(Element data from apps and pages)
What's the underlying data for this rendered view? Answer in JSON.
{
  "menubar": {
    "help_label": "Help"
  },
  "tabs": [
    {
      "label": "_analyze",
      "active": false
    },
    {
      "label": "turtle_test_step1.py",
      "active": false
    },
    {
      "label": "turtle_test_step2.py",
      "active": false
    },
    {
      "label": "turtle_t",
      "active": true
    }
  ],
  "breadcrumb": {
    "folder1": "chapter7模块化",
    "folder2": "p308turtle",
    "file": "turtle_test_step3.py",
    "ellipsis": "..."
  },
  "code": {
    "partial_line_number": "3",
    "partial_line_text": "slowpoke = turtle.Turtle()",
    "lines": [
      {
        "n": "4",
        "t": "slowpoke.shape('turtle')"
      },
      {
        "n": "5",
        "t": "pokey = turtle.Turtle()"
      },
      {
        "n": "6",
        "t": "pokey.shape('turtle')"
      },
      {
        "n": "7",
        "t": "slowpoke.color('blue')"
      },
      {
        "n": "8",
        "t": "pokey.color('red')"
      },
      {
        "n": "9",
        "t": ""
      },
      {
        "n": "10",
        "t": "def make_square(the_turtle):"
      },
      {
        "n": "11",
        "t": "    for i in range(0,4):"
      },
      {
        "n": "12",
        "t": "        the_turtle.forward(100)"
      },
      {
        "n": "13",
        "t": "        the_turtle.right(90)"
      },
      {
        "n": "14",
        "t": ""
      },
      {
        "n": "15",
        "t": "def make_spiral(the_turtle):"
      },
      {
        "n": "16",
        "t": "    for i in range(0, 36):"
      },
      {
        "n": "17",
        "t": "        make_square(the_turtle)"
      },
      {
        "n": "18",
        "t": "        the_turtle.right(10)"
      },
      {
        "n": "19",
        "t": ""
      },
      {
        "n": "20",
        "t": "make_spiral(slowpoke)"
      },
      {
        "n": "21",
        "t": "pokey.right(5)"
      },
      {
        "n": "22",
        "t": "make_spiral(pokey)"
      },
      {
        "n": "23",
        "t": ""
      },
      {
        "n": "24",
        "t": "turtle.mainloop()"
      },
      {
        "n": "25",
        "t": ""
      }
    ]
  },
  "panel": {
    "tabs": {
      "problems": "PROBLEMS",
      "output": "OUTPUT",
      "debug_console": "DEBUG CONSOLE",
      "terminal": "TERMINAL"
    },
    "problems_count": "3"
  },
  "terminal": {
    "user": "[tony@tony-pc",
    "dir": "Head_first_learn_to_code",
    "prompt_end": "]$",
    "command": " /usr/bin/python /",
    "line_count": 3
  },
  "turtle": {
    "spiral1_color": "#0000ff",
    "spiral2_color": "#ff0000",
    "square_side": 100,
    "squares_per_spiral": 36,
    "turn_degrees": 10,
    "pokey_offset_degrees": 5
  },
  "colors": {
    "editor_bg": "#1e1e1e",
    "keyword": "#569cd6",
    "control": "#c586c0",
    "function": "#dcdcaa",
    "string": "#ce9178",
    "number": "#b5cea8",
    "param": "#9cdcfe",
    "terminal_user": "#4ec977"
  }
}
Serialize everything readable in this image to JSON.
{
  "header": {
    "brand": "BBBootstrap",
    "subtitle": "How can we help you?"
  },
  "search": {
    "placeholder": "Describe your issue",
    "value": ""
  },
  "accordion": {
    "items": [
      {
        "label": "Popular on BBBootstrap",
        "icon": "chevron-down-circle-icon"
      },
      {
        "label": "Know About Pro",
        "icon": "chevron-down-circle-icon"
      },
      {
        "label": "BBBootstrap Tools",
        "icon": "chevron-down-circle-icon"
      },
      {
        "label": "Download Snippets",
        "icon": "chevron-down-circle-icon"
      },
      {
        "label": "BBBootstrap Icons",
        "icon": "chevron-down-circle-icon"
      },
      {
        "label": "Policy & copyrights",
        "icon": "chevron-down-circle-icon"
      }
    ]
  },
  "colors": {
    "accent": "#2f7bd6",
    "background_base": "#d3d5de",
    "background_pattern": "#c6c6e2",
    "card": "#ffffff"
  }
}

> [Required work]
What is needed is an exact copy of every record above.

> [Exercise result]
What's the underlying data for this rendered view? Answer in JSON.
{
  "menubar": {
    "help_label": "Help"
  },
  "tabs": [
    {
      "label": "_analyze",
      "active": false
    },
    {
      "label": "turtle_test_step1.py",
      "active": false
    },
    {
      "label": "turtle_test_step2.py",
      "active": false
    },
    {
      "label": "turtle_t",
      "active": true
    }
  ],
  "breadcrumb": {
    "folder1": "chapter7模块化",
    "folder2": "p308turtle",
    "file": "turtle_test_step3.py",
    "ellipsis": "..."
  },
  "code": {
    "partial_line_number": "3",
    "partial_line_text": "slowpoke = turtle.Turtle()",
    "lines": [
      {
        "n": "4",
        "t": "slowpoke.shape('turtle')"
      },
      {
        "n": "5",
        "t": "pokey = turtle.Turtle()"
      },
      {
        "n": "6",
        "t": "pokey.shape('turtle')"
      },
      {
        "n": "7",
        "t": "slowpoke.color('blue')"
      },
      {
        "n": "8",
        "t": "pokey.color('red')"
      },
      {
        "n": "9",
        "t": ""
      },
      {
        "n": "10",
        "t": "def make_square(the_turtle):"
      },
      {
        "n": "11",
        "t": "    for i in range(0,4):"
      },
      {
        "n": "12",
        "t": "        the_turtle.forward(100)"
      },
      {
        "n": "13",
        "t": "        the_turtle.right(90)"
      },
      {
        "n": "14",
        "t": ""
      },
      {
        "n": "15",
        "t": "def make_spiral(the_turtle):"
      },
      {
        "n": "16",
        "t": "    for i in range(0, 36):"
      },
      {
        "n": "17",
        "t": "        make_square(the_turtle)"
      },
      {
        "n": "18",
        "t": "        the_turtle.right(10)"
      },
      {
        "n": "19",
        "t": ""
      },
      {
        "n": "20",
        "t": "make_spiral(slowpoke)"
      },
      {
        "n": "21",
        "t": "pokey.right(5)"
      },
      {
        "n": "22",
        "t": "make_spiral(pokey)"
      },
      {
        "n": "23",
        "t": ""
      },
      {
        "n": "24",
        "t": "turtle.mainloop()"
      },
      {
        "n": "25",
        "t": ""
      }
    ]
  },
  "panel": {
    "tabs": {
      "problems": "PROBLEMS",
      "output": "OUTPUT",
      "debug_console": "DEBUG CONSOLE",
      "terminal": "TERMINAL"
    },
    "problems_count": "3"
  },
  "terminal": {
    "user": "[tony@tony-pc",
    "dir": "Head_first_learn_to_code",
    "prompt_end": "]$",
    "command": " /usr/bin/python /",
    "line_count": 3
  },
  "turtle": {
    "spiral1_color": "#0000ff",
    "spiral2_color": "#ff0000",
    "square_side": 100,
    "squares_per_spiral": 36,
    "turn_degrees": 10,
    "pokey_offset_degrees": 5
  },
  "colors": {
    "editor_bg": "#1e1e1e",
    "keyword": "#569cd6",
    "control": "#c586c0",
    "function": "#dcdcaa",
    "string": "#ce9178",
    "number": "#b5cea8",
    "param": "#9cdcfe",
    "terminal_user": "#4ec977"
  }
}
Serialize everything readable in this image to JSON.
{
  "header": {
    "brand": "BBBootstrap",
    "subtitle": "How can we help you?"
  },
  "search": {
    "placeholder": "Describe your issue",
    "value": ""
  },
  "accordion": {
    "items": [
      {
        "label": "Popular on BBBootstrap",
        "icon": "chevron-down-circle-icon"
      },
      {
        "label": "Know About Pro",
        "icon": "chevron-down-circle-icon"
      },
      {
        "label": "BBBootstrap Tools",
        "icon": "chevron-down-circle-icon"
      },
      {
        "label": "Download Snippets",
        "icon": "chevron-down-circle-icon"
      },
      {
        "label": "BBBootstrap Icons",
        "icon": "chevron-down-circle-icon"
      },
      {
        "label": "Policy & copyrights",
        "icon": "chevron-down-circle-icon"
      }
    ]
  },
  "colors": {
    "accent": "#2f7bd6",
    "background_base": "#d3d5de",
    "background_pattern": "#c6c6e2",
    "card": "#ffffff"
  }
}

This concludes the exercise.